What to produce =>
From the material below, list every line containing "icon".

Exercise inputs =>

● ● ●

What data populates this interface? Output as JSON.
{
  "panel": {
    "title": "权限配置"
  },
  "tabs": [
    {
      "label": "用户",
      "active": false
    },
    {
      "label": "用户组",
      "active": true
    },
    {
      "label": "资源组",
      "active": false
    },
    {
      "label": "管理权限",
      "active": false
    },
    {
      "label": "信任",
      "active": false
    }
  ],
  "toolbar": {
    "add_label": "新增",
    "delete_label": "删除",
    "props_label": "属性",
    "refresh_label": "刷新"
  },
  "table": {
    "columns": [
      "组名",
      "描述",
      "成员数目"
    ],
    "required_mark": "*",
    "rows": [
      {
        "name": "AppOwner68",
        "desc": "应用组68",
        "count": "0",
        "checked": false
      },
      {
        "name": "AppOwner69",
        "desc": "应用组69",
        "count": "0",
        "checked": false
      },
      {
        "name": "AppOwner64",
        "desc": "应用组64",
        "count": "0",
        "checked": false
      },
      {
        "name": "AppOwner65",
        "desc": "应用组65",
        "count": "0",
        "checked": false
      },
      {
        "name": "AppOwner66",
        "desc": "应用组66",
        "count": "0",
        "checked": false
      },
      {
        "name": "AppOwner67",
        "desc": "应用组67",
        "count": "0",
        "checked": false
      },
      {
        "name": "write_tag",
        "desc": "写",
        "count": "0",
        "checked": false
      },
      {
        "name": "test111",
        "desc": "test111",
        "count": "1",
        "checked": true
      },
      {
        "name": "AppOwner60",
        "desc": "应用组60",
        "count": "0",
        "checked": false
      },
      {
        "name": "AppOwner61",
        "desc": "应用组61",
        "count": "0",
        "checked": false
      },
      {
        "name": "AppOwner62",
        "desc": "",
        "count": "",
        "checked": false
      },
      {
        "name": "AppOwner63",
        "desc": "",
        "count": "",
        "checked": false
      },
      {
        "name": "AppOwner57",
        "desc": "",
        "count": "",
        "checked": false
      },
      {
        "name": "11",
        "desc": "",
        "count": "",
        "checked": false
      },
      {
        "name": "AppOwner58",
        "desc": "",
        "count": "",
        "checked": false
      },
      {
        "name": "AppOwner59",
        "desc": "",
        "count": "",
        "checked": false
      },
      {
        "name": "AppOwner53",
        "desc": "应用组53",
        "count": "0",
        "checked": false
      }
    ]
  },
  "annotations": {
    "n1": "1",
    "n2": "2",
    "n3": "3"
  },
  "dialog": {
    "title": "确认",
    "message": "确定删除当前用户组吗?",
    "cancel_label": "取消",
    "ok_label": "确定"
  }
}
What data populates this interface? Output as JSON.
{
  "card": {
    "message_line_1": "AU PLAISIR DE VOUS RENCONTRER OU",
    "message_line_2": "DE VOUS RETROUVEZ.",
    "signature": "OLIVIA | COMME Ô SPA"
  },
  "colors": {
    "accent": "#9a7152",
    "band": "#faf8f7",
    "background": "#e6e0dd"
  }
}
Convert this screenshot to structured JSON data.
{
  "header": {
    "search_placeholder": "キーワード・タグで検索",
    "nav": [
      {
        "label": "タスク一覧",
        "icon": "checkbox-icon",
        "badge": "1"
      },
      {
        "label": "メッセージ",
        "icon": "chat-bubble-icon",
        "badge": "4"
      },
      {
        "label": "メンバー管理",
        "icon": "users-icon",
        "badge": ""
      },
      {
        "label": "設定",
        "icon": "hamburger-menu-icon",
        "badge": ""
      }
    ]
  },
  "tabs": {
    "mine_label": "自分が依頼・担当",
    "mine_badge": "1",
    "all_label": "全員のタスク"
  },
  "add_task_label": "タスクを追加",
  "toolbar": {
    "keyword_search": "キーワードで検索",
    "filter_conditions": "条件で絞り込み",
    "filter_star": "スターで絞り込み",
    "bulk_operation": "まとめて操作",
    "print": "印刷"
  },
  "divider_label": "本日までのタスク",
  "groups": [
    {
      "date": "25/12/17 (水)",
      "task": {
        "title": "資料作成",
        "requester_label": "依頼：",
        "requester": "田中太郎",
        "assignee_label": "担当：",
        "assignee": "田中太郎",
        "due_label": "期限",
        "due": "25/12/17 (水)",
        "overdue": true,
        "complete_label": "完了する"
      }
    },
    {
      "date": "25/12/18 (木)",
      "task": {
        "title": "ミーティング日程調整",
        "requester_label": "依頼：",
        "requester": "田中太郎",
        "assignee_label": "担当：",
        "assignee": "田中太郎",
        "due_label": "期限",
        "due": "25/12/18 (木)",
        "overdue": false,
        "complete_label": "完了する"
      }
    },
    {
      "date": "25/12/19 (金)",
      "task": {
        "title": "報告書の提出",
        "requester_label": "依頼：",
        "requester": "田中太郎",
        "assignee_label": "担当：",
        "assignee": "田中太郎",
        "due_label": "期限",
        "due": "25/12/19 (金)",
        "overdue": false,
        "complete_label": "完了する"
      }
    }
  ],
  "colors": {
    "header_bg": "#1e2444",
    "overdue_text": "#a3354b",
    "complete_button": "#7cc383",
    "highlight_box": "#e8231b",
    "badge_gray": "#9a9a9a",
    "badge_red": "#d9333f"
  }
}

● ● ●

Exercise answer =>
        "icon": "checkbox-icon",
        "icon": "chat-bubble-icon",
        "icon": "users-icon",
        "icon": "hamburger-menu-icon",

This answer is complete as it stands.